Have you ever found it difficult to get to church consistently, let alone actively engage with God when you’re there? While seasons of spiritual dryness can be a normal part of the Christian experience, worshipping with other believers is a vital and enriching part of our ongoing discipleship and faith development.
The importance of worshipping together
The practice of ‘worship’ is more than just a weekly routine or Sunday ritual. It is any time we gather with other believers with the intention to meet with God Himself. (Ps 42:2) Historically speaking, regularly gathering with other believers to worship God has been a key rhythm of Christian life and faith for more than two thousand years.
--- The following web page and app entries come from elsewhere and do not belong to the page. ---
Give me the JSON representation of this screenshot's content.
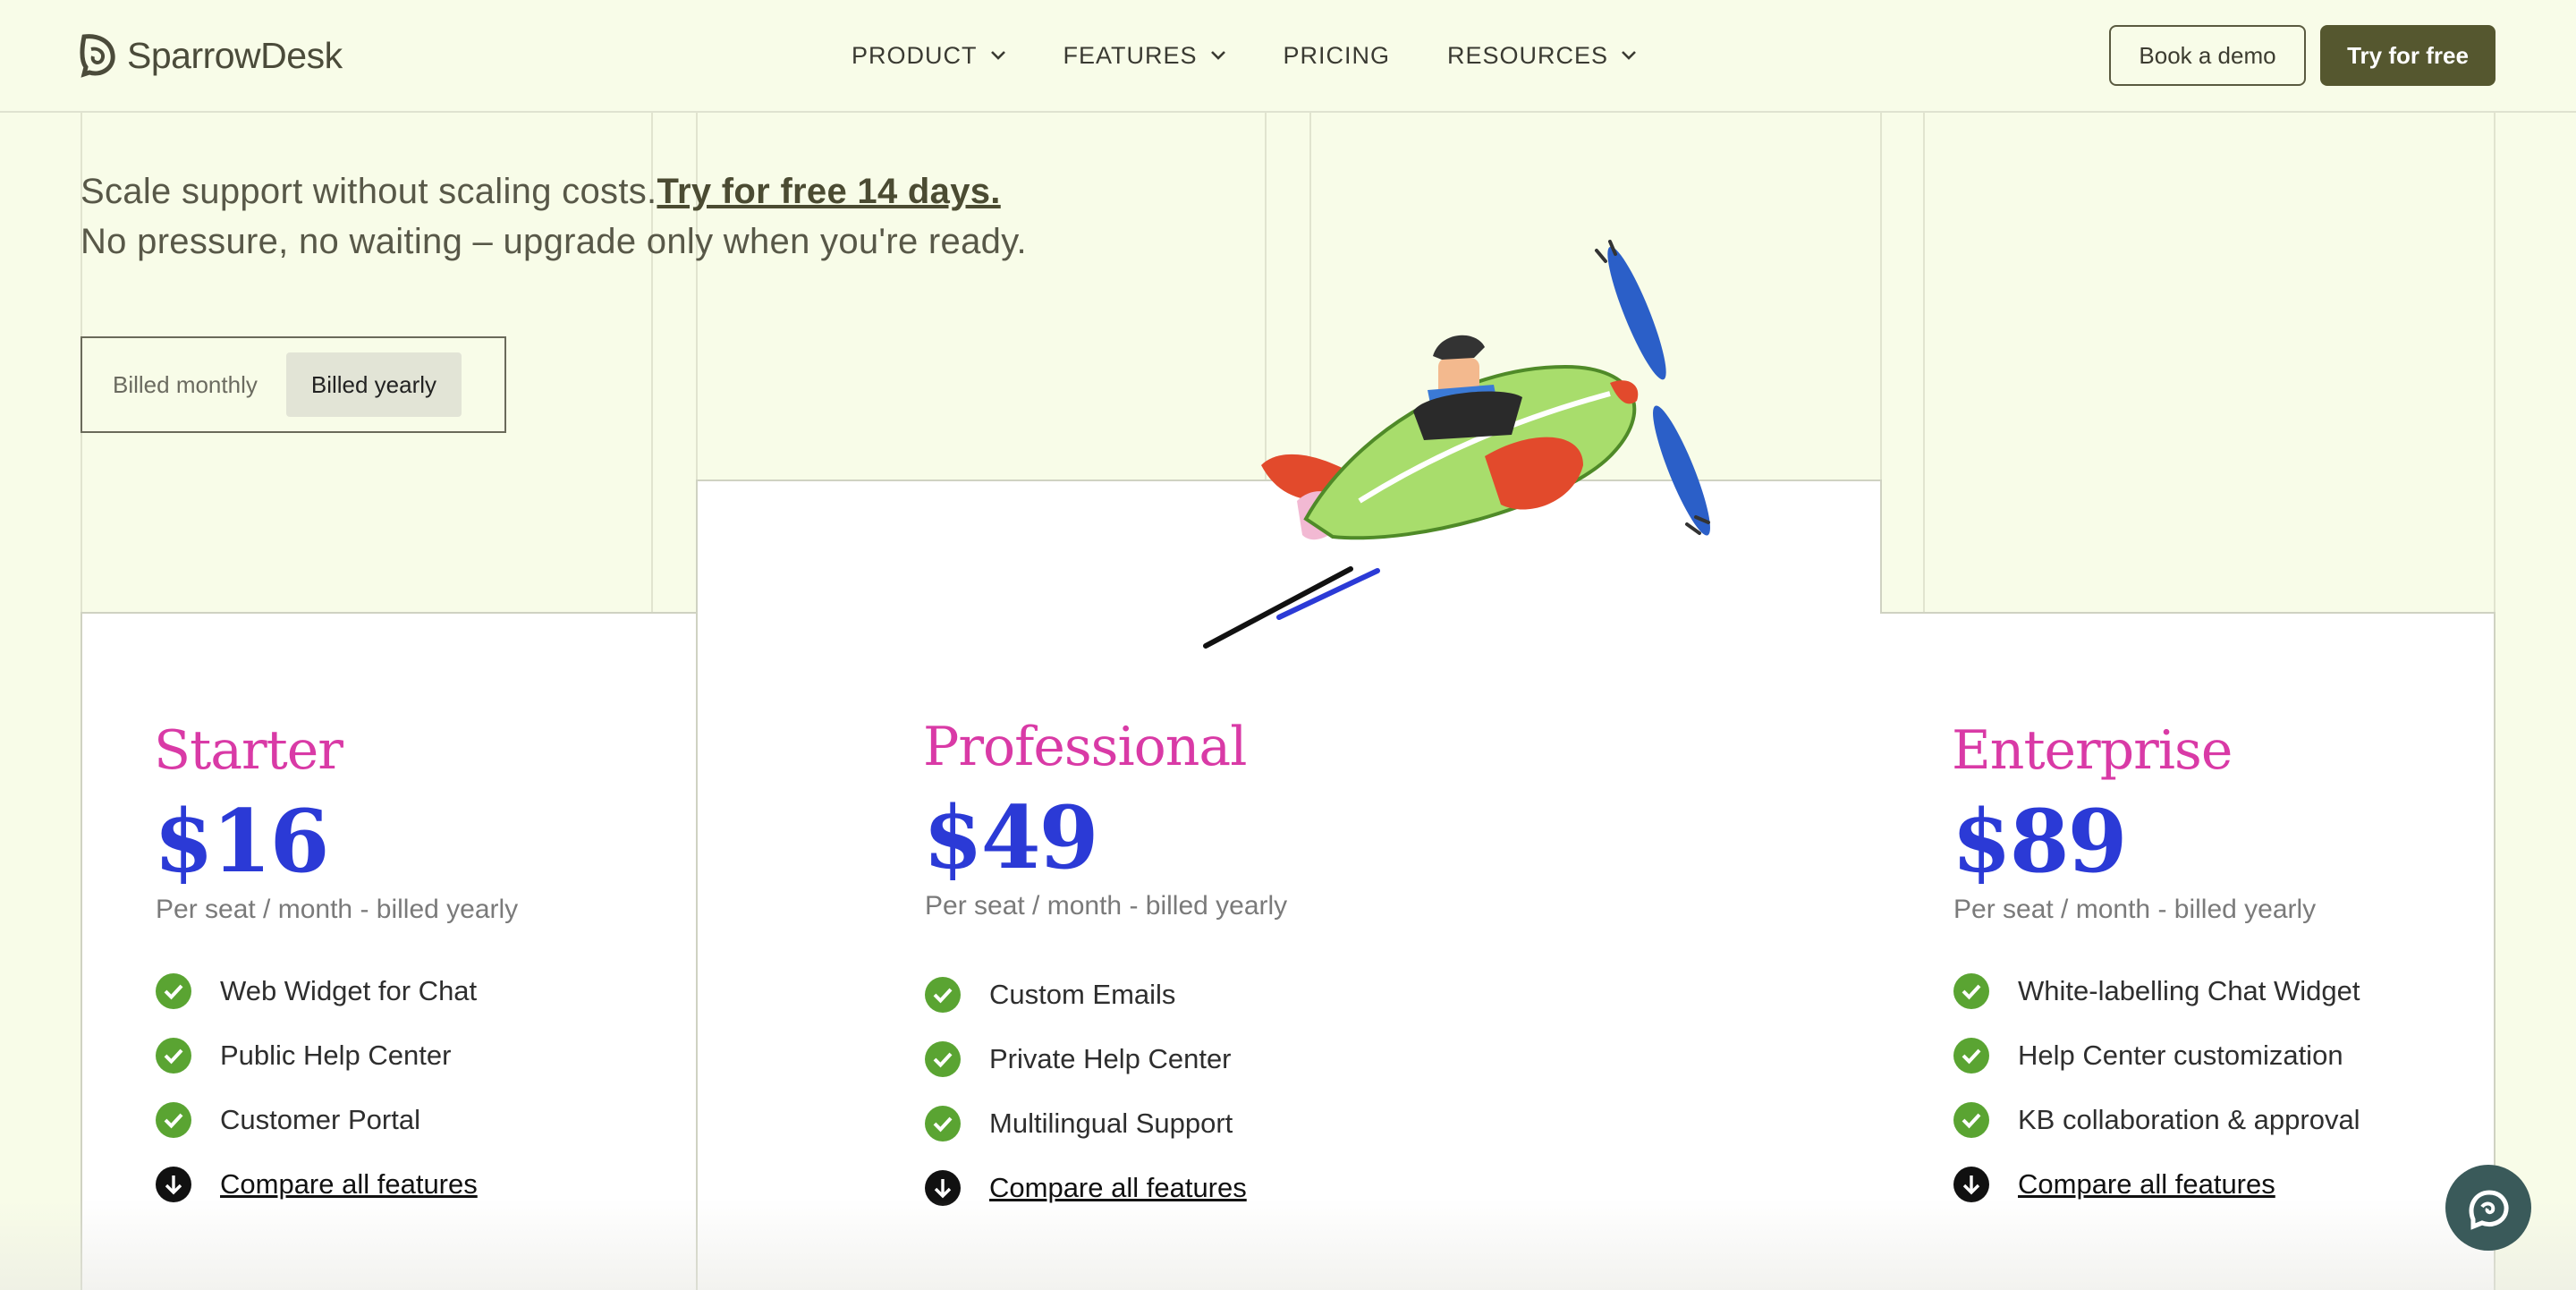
{
  "brand": {
    "name": "SparrowDesk"
  },
  "nav": {
    "items": [
      {
        "label": "PRODUCT",
        "has_dropdown": true
      },
      {
        "label": "FEATURES",
        "has_dropdown": true
      },
      {
        "label": "PRICING",
        "has_dropdown": false
      },
      {
        "label": "RESOURCES",
        "has_dropdown": true
      }
    ],
    "book_demo": "Book a demo",
    "try_free": "Try for free"
  },
  "hero": {
    "line1": "Scale support without scaling costs.",
    "trial_link": "Try for free 14 days.",
    "line2": "No pressure, no waiting – upgrade only when you're ready."
  },
  "billing_toggle": {
    "options": [
      "Billed monthly",
      "Billed yearly"
    ],
    "selected": "Billed yearly"
  },
  "plans": [
    {
      "name": "Starter",
      "price": "$16",
      "note": "Per seat / month - billed yearly",
      "features": [
        "Web Widget for Chat",
        "Public Help Center",
        "Customer Portal"
      ],
      "compare": "Compare all features"
    },
    {
      "name": "Professional",
      "price": "$49",
      "note": "Per seat / month - billed yearly",
      "features": [
        "Custom Emails",
        "Private Help Center",
        "Multilingual Support"
      ],
      "compare": "Compare all features"
    },
    {
      "name": "Enterprise",
      "price": "$89",
      "note": "Per seat / month - billed yearly",
      "features": [
        "White-labelling Chat Widget",
        "Help Center customization",
        "KB collaboration & approval"
      ],
      "compare": "Compare all features"
    }
  ],
  "colors": {
    "background": "#f8fce8",
    "accent_dark": "#55572f",
    "plan_name": "#d93aa6",
    "price": "#2b3ad6",
    "check": "#5aa432"
  },
  "icons": {
    "dropdown": "chevron-down-icon",
    "feature": "check-circle-icon",
    "compare": "arrow-down-circle-icon",
    "chat": "chat-bubble-icon",
    "illustration": "airplane-illustration"
  }
}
And while the expressions of gathered Christian worship throughout history – and still today – are culturally, theologically, experientially and philosophically diverse, worshipping God together remains an important part of Christian discipleship and of healthy Christian communities around the world.
The historical precedent for gathering with other believers to worship God is more than just “tradition”, it is affirmed by Scripture. Gathered worship is an assumed part of the life of the Christian communities when the Apostle Paul provides instructions for harmonious and ordered worship in 1 Timothy 2 and 1 Corinthians 14.
Worshipping God together is one way that believers are strengthened and encouraged to persevere in the faith, which is why the writer to the Hebrews instructed that the believers should “not give up meeting together, as some are in the habit of doing” (Hebrews 10:25a).
Because we have been made in God’s image, the nature of the Trinity reveals the essentially relational nature of our lives. Worshipping God together in community and relationship honours and reflects the relational nature of God in us. It also affirms the truth Paul describes in 1 Corinthians 12, that all of the parts of the Body of Christ need to work together in order for the Body to be healthy and strong. Contextually, looking through the book of 1 Corinthians, working together as the Body includes worshipping together.
Overcoming worship inertia
So if gathering to worship God with other believers is so important, worthwhile and consistent with Biblical instruction and example, why do we often find it so difficult to do? Even if we do continue to worship with other believers regularly, how do we consistently maintain a high level of participation and a sense of expectancy that God will be present and active in the midst of our worshipping community? How do we allow the Holy Spirit to work through our worship gatherings to help shape and form us in the likeness of Christ?
While there are multiple factors that can influence our attitudes and habits when it comes to participating in church life, the biggest factor governing our participation and engagement in worship is our choices. No one can make us worship God. To be authentic, worship, like love, must be offered freely. Our own heart attitudes and the decisions we make about worship will directly correlate with the fruitfulness of our experience when we gather to worship with other believers.
So how can we overcome worship inertia and seek to maintain a vital and fruitful experience of worshipping God with other believers each week? We overcome the inertia by preparing ourselves for worship. So many factors around communal worship are out of our control, so instead of trying to change how other people do things, we can only be truly responsible for the state of our own heart before God. Our worship is dependent on two things: God (who is eternally and consistently worthy of our worship) and our personal choice to glorify Him with our words, our prayers, our songs, and with all of our heart, soul, mind and strength.
Seven ways to prepare for worship:
Here are some suggestions for ways that we can help ourselves be consistently engaged in corporate worship in order for it to be a fruitful spiritual discipline over a lifetime of Christian faith:
Know your why for worship. Have a heart conviction about the importance of worshipping with other believers.
Simply go. Make the decision to worship and consistently follow through on your commitment to meeting with God in the context of a community of faith.
Arrive early to church in order to allow yourself the opportunity to fully engage in the narrative of worship. Lateness is a distraction to you and to others and detracts from the communal nature of the worship experience.
Take time before each worship service to slow your heart and mind from the busyness of the week. Allow yourself to be fully present in heart and mind to what God wants to say to you and do through you.
Offering a “sacrifice of praise” (Heb 13:15) might mean being willing to forego your personal preferences to engage with God and worship Him anyway.
Make a decision to grow by applying what you hear, see, feel, learn and experience throughout the worship gathering into your everyday life. Ask the Holy Spirit to help you discern how to do this.
Your worship is obviously not limited to the songs, prayers and practices of the worship gathering. You overflow worship when your gratitude and praise toward God becomes a blessing to others through loving service, humble generosity and active concern for the welfare of other people.
As we genuinely engage with God and others in worship, and see this as a fruitful spiritual discipline that is helping us grow in faith and Christlikeness, we will continue to seek and see God’s presence. Because our natural inclinations and cultural conditioning can lead us toward consuming church rather than being the church, a little bit of preparation can go a long way toward helping our experience of gathered worship continue to be a vital part of our discipleship.